(RECORDS SUPPLIED Opens)

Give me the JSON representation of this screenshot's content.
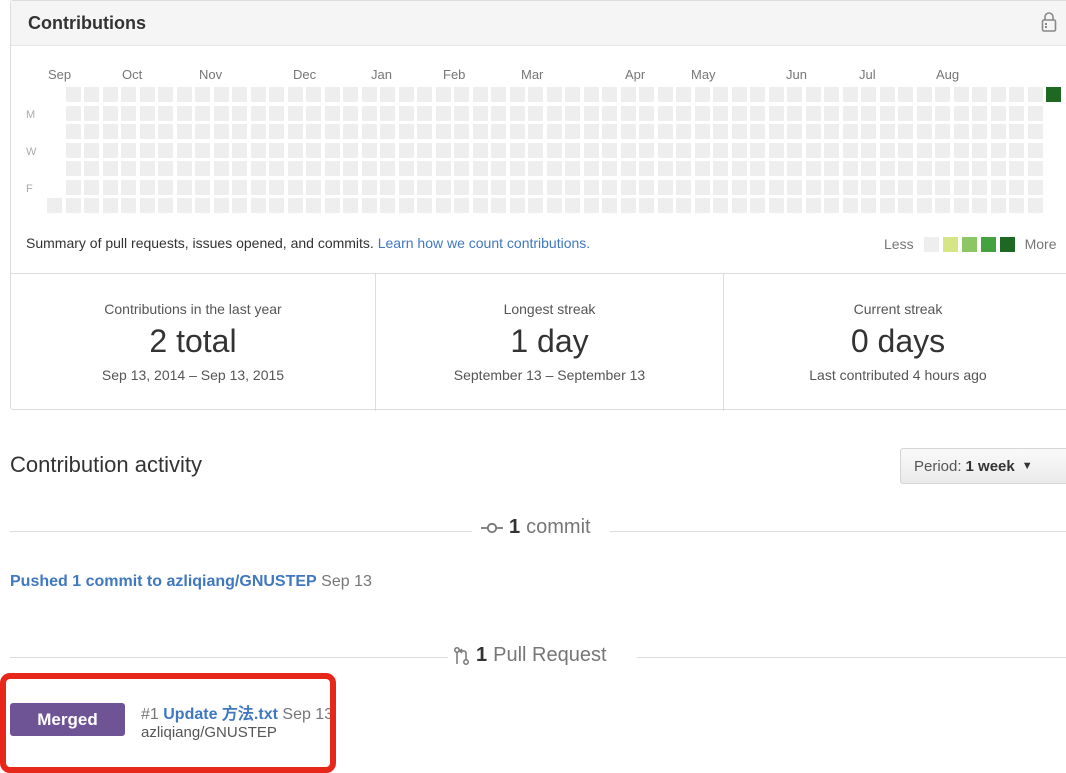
{
  "contributions": {
    "title": "Contributions",
    "lock_icon": "lock-icon",
    "months": [
      "Sep",
      "Oct",
      "Nov",
      "Dec",
      "Jan",
      "Feb",
      "Mar",
      "Apr",
      "May",
      "Jun",
      "Jul",
      "Aug"
    ],
    "weekdays": [
      "M",
      "W",
      "F"
    ],
    "summary_text": "Summary of pull requests, issues opened, and commits.",
    "summary_link": "Learn how we count contributions.",
    "legend_less": "Less",
    "legend_more": "More",
    "colors": {
      "empty": "#eeeeee",
      "level1": "#d6e685",
      "level2": "#8cc665",
      "level3": "#44a340",
      "level4": "#1e6823"
    },
    "active_day": "Sep 13, 2015"
  },
  "stats": [
    {
      "label": "Contributions in the last year",
      "value": "2 total",
      "sub": "Sep 13, 2014 – Sep 13, 2015"
    },
    {
      "label": "Longest streak",
      "value": "1 day",
      "sub": "September 13 – September 13"
    },
    {
      "label": "Current streak",
      "value": "0 days",
      "sub": "Last contributed 4 hours ago"
    }
  ],
  "activity": {
    "title": "Contribution activity",
    "period_label": "Period:",
    "period_value": "1 week",
    "commit_count": "1",
    "commit_text": "commit",
    "push_link": "Pushed 1 commit to azliqiang/GNUSTEP",
    "push_date": "Sep 13",
    "pr_count": "1",
    "pr_text": "Pull Request",
    "pr": {
      "badge": "Merged",
      "badge_color": "#6e5494",
      "number": "#1",
      "title": "Update 方法.txt",
      "date": "Sep 13",
      "repo": "azliqiang/GNUSTEP"
    }
  }
}
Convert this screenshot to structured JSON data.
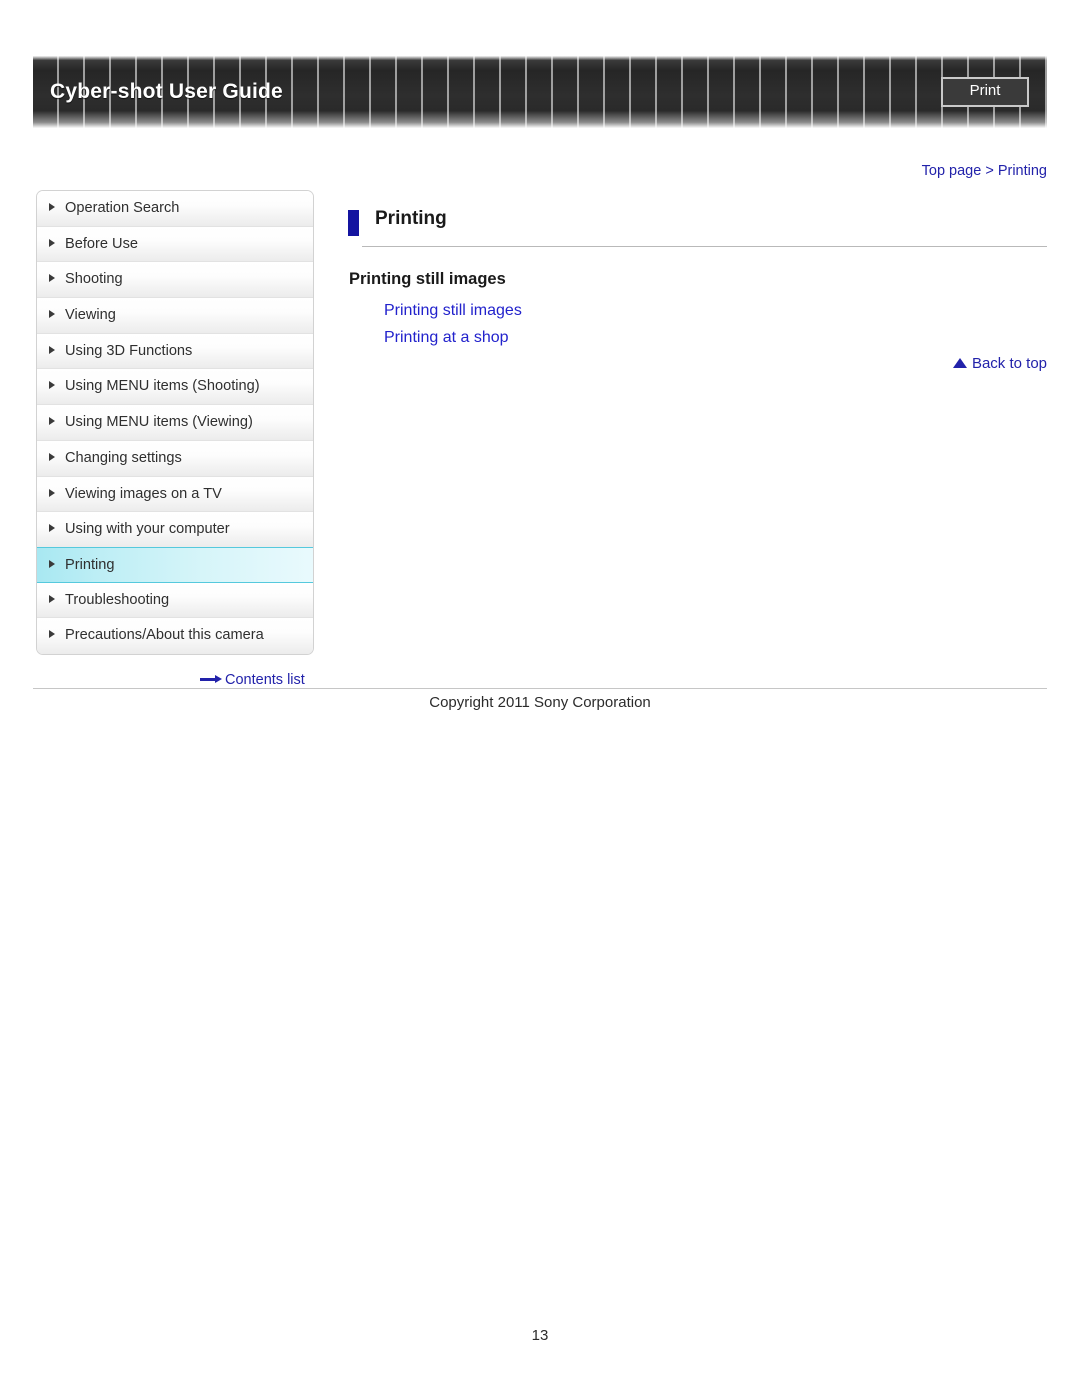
{
  "header": {
    "title": "Cyber-shot User Guide",
    "print_label": "Print"
  },
  "breadcrumb": {
    "text": "Top page > Printing"
  },
  "sidebar": {
    "items": [
      {
        "label": "Operation Search",
        "active": false
      },
      {
        "label": "Before Use",
        "active": false
      },
      {
        "label": "Shooting",
        "active": false
      },
      {
        "label": "Viewing",
        "active": false
      },
      {
        "label": "Using 3D Functions",
        "active": false
      },
      {
        "label": "Using MENU items (Shooting)",
        "active": false
      },
      {
        "label": "Using MENU items (Viewing)",
        "active": false
      },
      {
        "label": "Changing settings",
        "active": false
      },
      {
        "label": "Viewing images on a TV",
        "active": false
      },
      {
        "label": "Using with your computer",
        "active": false
      },
      {
        "label": "Printing",
        "active": true
      },
      {
        "label": "Troubleshooting",
        "active": false
      },
      {
        "label": "Precautions/About this camera",
        "active": false
      }
    ],
    "contents_link": "Contents list"
  },
  "main": {
    "page_title": "Printing",
    "section_heading": "Printing still images",
    "links": [
      "Printing still images",
      "Printing at a shop"
    ],
    "back_to_top": "Back to top"
  },
  "footer": {
    "copyright": "Copyright 2011 Sony Corporation",
    "page_number": "13"
  },
  "colors": {
    "link_blue": "#2222cc",
    "breadcrumb_blue": "#2222aa",
    "title_bar_blue": "#1414a0",
    "active_nav_cyan": "#a8e8f2",
    "banner_dark": "#262626"
  }
}
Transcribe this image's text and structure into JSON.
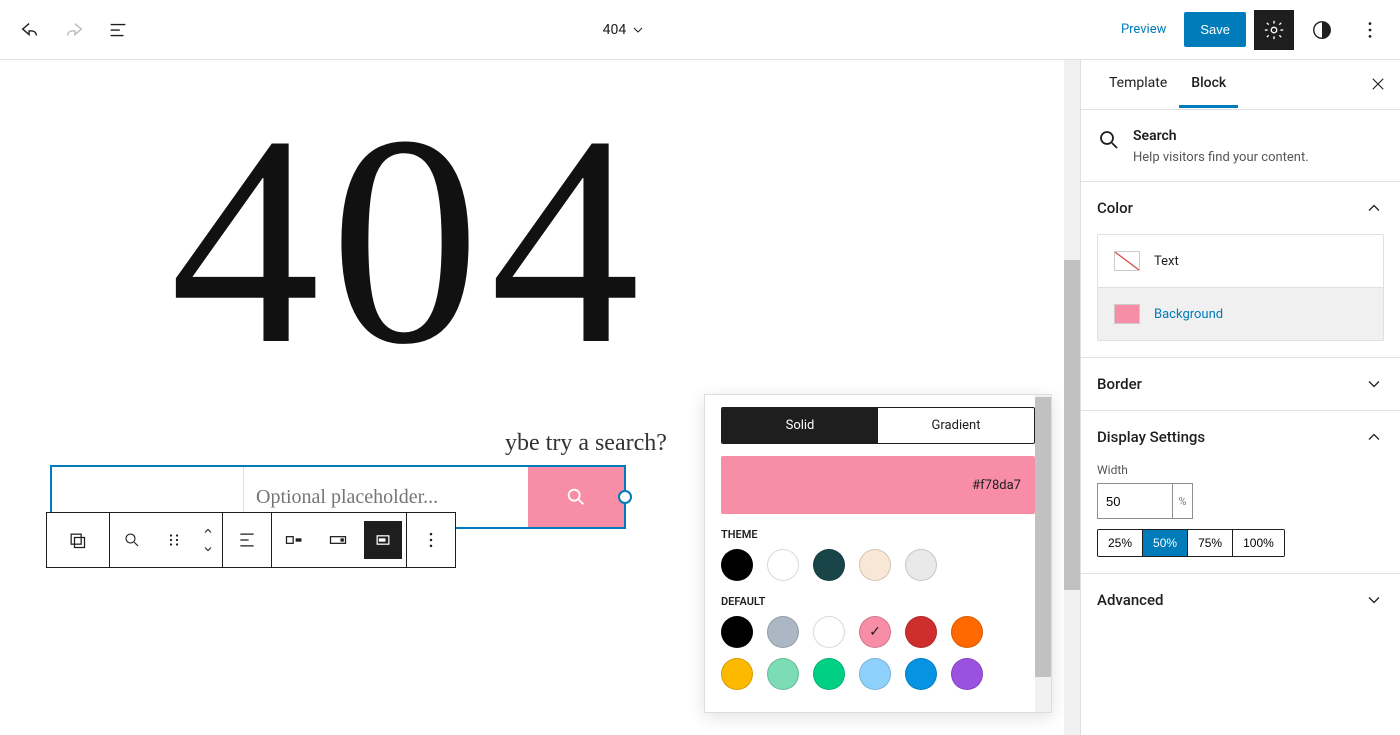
{
  "topbar": {
    "doc_title": "404",
    "preview": "Preview",
    "save": "Save"
  },
  "canvas": {
    "big_text": "404",
    "hint": "ybe try a search?",
    "search_placeholder": "Optional placeholder..."
  },
  "color_popover": {
    "tabs": {
      "solid": "Solid",
      "gradient": "Gradient"
    },
    "hex": "#f78da7",
    "section_theme": "THEME",
    "section_default": "DEFAULT",
    "theme_colors": [
      "#000000",
      "#ffffff",
      "#1a4548",
      "#f9e7d5",
      "#e9e9e9"
    ],
    "default_colors_row1": [
      "#000000",
      "#abb8c3",
      "#ffffff",
      "#f78da7",
      "#cf2e2e",
      "#ff6900"
    ],
    "default_colors_row2": [
      "#fcb900",
      "#7bdcb5",
      "#00d084",
      "#8ed1fc",
      "#0693e3",
      "#9b51e0"
    ],
    "selected": "#f78da7"
  },
  "sidebar": {
    "tabs": {
      "template": "Template",
      "block": "Block"
    },
    "block_title": "Search",
    "block_desc": "Help visitors find your content.",
    "panels": {
      "color": "Color",
      "border": "Border",
      "display": "Display Settings",
      "advanced": "Advanced"
    },
    "color_text": "Text",
    "color_bg": "Background",
    "width_label": "Width",
    "width_value": "50",
    "width_unit": "%",
    "presets": [
      "25%",
      "50%",
      "75%",
      "100%"
    ],
    "active_preset": "50%"
  }
}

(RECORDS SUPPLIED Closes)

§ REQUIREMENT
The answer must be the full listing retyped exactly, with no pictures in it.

§ WRITTEN ANSWER
Give me the JSON representation of this screenshot's content.
{
  "contributions": {
    "title": "Contributions",
    "lock_icon": "lock-icon",
    "months": [
      "Sep",
      "Oct",
      "Nov",
      "Dec",
      "Jan",
      "Feb",
      "Mar",
      "Apr",
      "May",
      "Jun",
      "Jul",
      "Aug"
    ],
    "weekdays": [
      "M",
      "W",
      "F"
    ],
    "summary_text": "Summary of pull requests, issues opened, and commits.",
    "summary_link": "Learn how we count contributions.",
    "legend_less": "Less",
    "legend_more": "More",
    "colors": {
      "empty": "#eeeeee",
      "level1": "#d6e685",
      "level2": "#8cc665",
      "level3": "#44a340",
      "level4": "#1e6823"
    },
    "active_day": "Sep 13, 2015"
  },
  "stats": [
    {
      "label": "Contributions in the last year",
      "value": "2 total",
      "sub": "Sep 13, 2014 – Sep 13, 2015"
    },
    {
      "label": "Longest streak",
      "value": "1 day",
      "sub": "September 13 – September 13"
    },
    {
      "label": "Current streak",
      "value": "0 days",
      "sub": "Last contributed 4 hours ago"
    }
  ],
  "activity": {
    "title": "Contribution activity",
    "period_label": "Period:",
    "period_value": "1 week",
    "commit_count": "1",
    "commit_text": "commit",
    "push_link": "Pushed 1 commit to azliqiang/GNUSTEP",
    "push_date": "Sep 13",
    "pr_count": "1",
    "pr_text": "Pull Request",
    "pr": {
      "badge": "Merged",
      "badge_color": "#6e5494",
      "number": "#1",
      "title": "Update 方法.txt",
      "date": "Sep 13",
      "repo": "azliqiang/GNUSTEP"
    }
  }
}
Convert this screenshot to structured JSON data.
{
  "header": {
    "title": "Cyber-shot User Guide",
    "print_label": "Print"
  },
  "breadcrumb": {
    "text": "Top page > Printing"
  },
  "sidebar": {
    "items": [
      {
        "label": "Operation Search",
        "active": false
      },
      {
        "label": "Before Use",
        "active": false
      },
      {
        "label": "Shooting",
        "active": false
      },
      {
        "label": "Viewing",
        "active": false
      },
      {
        "label": "Using 3D Functions",
        "active": false
      },
      {
        "label": "Using MENU items (Shooting)",
        "active": false
      },
      {
        "label": "Using MENU items (Viewing)",
        "active": false
      },
      {
        "label": "Changing settings",
        "active": false
      },
      {
        "label": "Viewing images on a TV",
        "active": false
      },
      {
        "label": "Using with your computer",
        "active": false
      },
      {
        "label": "Printing",
        "active": true
      },
      {
        "label": "Troubleshooting",
        "active": false
      },
      {
        "label": "Precautions/About this camera",
        "active": false
      }
    ],
    "contents_link": "Contents list"
  },
  "main": {
    "page_title": "Printing",
    "section_heading": "Printing still images",
    "links": [
      "Printing still images",
      "Printing at a shop"
    ],
    "back_to_top": "Back to top"
  },
  "footer": {
    "copyright": "Copyright 2011 Sony Corporation",
    "page_number": "13"
  },
  "colors": {
    "link_blue": "#2222cc",
    "breadcrumb_blue": "#2222aa",
    "title_bar_blue": "#1414a0",
    "active_nav_cyan": "#a8e8f2",
    "banner_dark": "#262626"
  }
}
Transcribe this image's text and structure into JSON.
{
  "topbar": {
    "doc_title": "404",
    "preview": "Preview",
    "save": "Save"
  },
  "canvas": {
    "big_text": "404",
    "hint": "ybe try a search?",
    "search_placeholder": "Optional placeholder..."
  },
  "color_popover": {
    "tabs": {
      "solid": "Solid",
      "gradient": "Gradient"
    },
    "hex": "#f78da7",
    "section_theme": "THEME",
    "section_default": "DEFAULT",
    "theme_colors": [
      "#000000",
      "#ffffff",
      "#1a4548",
      "#f9e7d5",
      "#e9e9e9"
    ],
    "default_colors_row1": [
      "#000000",
      "#abb8c3",
      "#ffffff",
      "#f78da7",
      "#cf2e2e",
      "#ff6900"
    ],
    "default_colors_row2": [
      "#fcb900",
      "#7bdcb5",
      "#00d084",
      "#8ed1fc",
      "#0693e3",
      "#9b51e0"
    ],
    "selected": "#f78da7"
  },
  "sidebar": {
    "tabs": {
      "template": "Template",
      "block": "Block"
    },
    "block_title": "Search",
    "block_desc": "Help visitors find your content.",
    "panels": {
      "color": "Color",
      "border": "Border",
      "display": "Display Settings",
      "advanced": "Advanced"
    },
    "color_text": "Text",
    "color_bg": "Background",
    "width_label": "Width",
    "width_value": "50",
    "width_unit": "%",
    "presets": [
      "25%",
      "50%",
      "75%",
      "100%"
    ],
    "active_preset": "50%"
  }
}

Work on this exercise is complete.